After nine years as a labor attorney, Schumann found herself once again approached by artists in search of leadership when Madison Ballet’s artistic director retired and a small group of dancers from the company encouraged her to apply for the position. “It’s not every day that somebody says, ‘Come be our artistic director,'” she says. “It’s been an honor and a joy for me, and it’s an opportunity to give the dancers a really good work environment.” Under her direction (and with the help of revenue provided by The Nutcracker), Madison Ballet has seen remarkable growth, including moving to new studios and partnering with the YMCA and the public library in outreach programs for children and people who have been through the criminal justice system. In June, the company hired theater and opera director Jonathan Solari as CEO—the first in its history—and they’ve also embarked upon a $1 million capital campaign.

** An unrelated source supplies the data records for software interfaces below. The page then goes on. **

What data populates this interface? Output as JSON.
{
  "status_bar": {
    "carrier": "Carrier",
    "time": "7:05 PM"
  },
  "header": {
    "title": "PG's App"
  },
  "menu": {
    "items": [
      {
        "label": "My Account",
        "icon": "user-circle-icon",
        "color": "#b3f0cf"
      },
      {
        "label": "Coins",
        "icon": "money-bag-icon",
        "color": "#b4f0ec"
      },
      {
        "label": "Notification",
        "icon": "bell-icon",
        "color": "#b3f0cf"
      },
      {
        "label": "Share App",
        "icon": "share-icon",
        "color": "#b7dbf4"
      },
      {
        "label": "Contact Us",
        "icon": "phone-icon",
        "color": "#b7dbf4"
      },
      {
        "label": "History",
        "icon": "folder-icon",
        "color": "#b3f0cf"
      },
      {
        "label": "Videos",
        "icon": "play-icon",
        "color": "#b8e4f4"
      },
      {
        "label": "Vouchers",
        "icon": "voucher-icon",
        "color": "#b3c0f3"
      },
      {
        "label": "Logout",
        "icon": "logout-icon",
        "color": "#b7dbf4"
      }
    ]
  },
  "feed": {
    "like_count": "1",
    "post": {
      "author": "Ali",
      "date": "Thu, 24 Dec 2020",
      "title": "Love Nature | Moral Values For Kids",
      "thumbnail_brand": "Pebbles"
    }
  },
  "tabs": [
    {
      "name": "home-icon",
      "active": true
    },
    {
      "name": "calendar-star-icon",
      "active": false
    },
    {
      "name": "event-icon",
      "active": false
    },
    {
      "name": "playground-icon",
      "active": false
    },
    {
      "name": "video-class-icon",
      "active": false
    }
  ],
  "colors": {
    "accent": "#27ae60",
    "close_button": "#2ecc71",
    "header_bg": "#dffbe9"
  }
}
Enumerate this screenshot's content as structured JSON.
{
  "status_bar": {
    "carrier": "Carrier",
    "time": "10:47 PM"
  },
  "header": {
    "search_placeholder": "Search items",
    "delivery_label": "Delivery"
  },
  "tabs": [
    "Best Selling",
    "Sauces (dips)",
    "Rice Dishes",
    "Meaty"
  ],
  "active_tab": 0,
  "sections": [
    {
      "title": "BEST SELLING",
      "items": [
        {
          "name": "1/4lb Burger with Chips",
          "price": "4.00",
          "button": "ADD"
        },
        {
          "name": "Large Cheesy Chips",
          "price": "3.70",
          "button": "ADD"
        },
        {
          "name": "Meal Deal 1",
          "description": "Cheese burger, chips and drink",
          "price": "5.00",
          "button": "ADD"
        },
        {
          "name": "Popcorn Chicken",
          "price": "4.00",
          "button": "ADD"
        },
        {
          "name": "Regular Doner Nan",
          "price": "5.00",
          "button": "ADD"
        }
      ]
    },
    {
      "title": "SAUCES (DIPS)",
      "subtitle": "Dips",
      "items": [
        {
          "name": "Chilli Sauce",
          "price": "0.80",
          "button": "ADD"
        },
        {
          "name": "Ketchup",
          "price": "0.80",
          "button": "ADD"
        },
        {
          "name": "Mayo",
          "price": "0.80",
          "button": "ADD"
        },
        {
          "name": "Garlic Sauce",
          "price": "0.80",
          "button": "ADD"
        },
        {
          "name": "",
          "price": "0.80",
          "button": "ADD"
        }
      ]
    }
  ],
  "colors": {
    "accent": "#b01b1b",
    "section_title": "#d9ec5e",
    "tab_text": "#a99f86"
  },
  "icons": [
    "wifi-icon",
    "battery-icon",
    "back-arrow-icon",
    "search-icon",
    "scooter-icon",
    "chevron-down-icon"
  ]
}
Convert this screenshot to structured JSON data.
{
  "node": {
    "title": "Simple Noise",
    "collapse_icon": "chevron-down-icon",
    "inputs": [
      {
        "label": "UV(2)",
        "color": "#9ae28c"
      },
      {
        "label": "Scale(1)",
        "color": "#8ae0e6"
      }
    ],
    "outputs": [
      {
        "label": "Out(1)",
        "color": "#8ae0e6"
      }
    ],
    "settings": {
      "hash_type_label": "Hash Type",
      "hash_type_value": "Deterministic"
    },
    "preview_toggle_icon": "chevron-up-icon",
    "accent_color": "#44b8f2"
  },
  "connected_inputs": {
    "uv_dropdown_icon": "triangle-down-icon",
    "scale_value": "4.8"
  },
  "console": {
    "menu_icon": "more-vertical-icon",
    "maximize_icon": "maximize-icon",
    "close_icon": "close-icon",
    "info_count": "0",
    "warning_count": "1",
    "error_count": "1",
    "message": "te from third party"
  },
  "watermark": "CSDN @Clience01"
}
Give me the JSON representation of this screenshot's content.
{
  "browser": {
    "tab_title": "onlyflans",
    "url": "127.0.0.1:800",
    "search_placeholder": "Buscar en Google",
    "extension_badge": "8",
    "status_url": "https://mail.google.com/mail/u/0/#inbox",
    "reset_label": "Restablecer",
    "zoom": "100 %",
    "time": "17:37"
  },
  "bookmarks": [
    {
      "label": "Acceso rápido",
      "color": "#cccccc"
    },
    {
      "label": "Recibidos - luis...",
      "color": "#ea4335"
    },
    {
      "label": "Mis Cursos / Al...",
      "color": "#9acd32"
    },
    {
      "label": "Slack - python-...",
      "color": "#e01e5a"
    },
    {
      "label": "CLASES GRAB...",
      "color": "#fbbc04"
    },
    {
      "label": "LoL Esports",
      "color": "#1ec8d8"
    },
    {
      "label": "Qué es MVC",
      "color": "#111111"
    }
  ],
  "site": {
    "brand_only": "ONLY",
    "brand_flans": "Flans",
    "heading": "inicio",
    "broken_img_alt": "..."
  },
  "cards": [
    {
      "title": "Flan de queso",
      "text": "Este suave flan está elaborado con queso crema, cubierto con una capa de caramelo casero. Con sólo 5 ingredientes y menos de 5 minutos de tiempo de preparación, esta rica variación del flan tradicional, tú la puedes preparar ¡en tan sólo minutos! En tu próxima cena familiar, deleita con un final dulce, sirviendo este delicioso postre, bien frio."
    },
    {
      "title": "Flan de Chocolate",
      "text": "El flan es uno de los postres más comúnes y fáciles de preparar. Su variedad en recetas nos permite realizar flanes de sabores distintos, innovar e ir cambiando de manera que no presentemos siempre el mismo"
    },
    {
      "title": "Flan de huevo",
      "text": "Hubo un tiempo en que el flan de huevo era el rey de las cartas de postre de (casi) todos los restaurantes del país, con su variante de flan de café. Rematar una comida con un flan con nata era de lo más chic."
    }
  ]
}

But finding financial footing isn’t the only goal for Schumann. “Primary for me has been making it a good experience for the dancers. You have to come to the rehearsal room with respect for the artist. Their life as a dancer is so short, and we need to be doing work that is going to be worthy of their time. It’s not just about money—it’s about getting your horizons broadened by the people you work with.”  v